Although most electrical engineers will understand basic circuit theory (that is the interactions of elements such as resistors, capacitors, diodes, transistors and inductors in a circuit), the theories employed by engineers generally depend upon the work they do. For example, quantum mechanics and solid state physics might be relevant to an engineer working on VLSI (the design of integrated circuits), but are largely irrelevant to engineers working with macroscopic electrical systems. Even circuit theory may not be relevant to a person designing telecommunication systems that use off-the-shelf components. Perhaps the most important technical skills for electrical engineers are reflected in university programs, which emphasize strong numerical skills, computer literacy and the ability to understand the technical language and concepts that relate to electrical engineering.
A wide range of instrumentation is used by electrical engineers. For simple control circuits and alarms, a basic multimeter measuring voltage, current and resistance may suffice. Where time-varying signals need to be studied, the oscilloscope is also an ubiquitous instrument. In RF engineering and high frequency telecommunications spectrum analyzers and network analyzers are used. In some disciplines safety can be a particular concern with instrumentation. For instance medical electronics designers must take into account that much lower voltages than normal can be dangerous when electrodes are directly in contact with internal body fluids. Power transmission engineering also has great safety concerns due to the high voltages used; although voltmeters may in principle be similar to their low voltage equivalents, safety and calibration issues make them very different. Many disciplines of electrical engineering use tests specific to their discipline. Audio electronics engineers use audio test sets consisting of a signal generator and a meter, principally to measure level but also other parameters such as harmonic distortion and noise. Likewise information technology engineers have their own test sets, often specific to a particular data format, and the same is true of television broadcasting.
For many engineers, technical work accounts for only a fraction of the work they do. A lot of time may also be spent on tasks such as discussing proposals with clients, preparing budgets and determining project schedules. Many senior engineers manage a team of technicians or other engineers and for this reason project management skills are important. Most engineering projects involve some form of documentation and strong written communication skills are therefore very important.

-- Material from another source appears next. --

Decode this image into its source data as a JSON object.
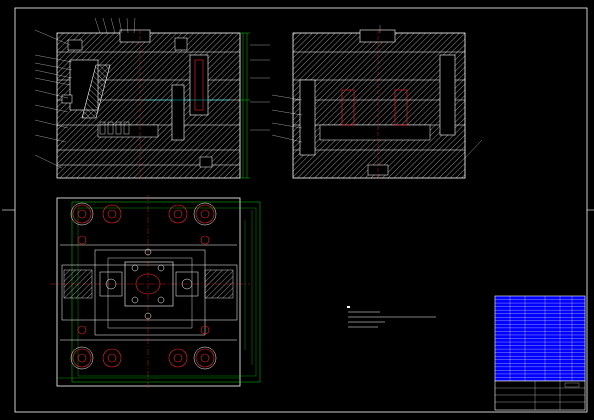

The workplaces of electrical engineers are just as varied as the types of work they do. Electrical engineers may be found in the pristine lab environment of a fabrication plant, the offices of a consulting firm or on site at a mine. During their working life, electrical engineers may find themselves supervising a wide range of individuals including scientists, electricians, computer programmers and other engineers.
Electrical engineering has an intimate relationship with the physical sciences. For instance the physicist Lord Kelvin played a major role in the engineering of the first transatlantic telegraph cable. Conversely, the engineer Oliver Heaviside produced major work on the mathematics of transmission on telegraph cables.Electrical engineers are often required on major science projects. For instance, large particle accelerators such as CERN need electrical engineers to deal with many aspects of the project: from the power distribution, to the instrumentation, to the manufacture and installation of the superconducting electromagnets.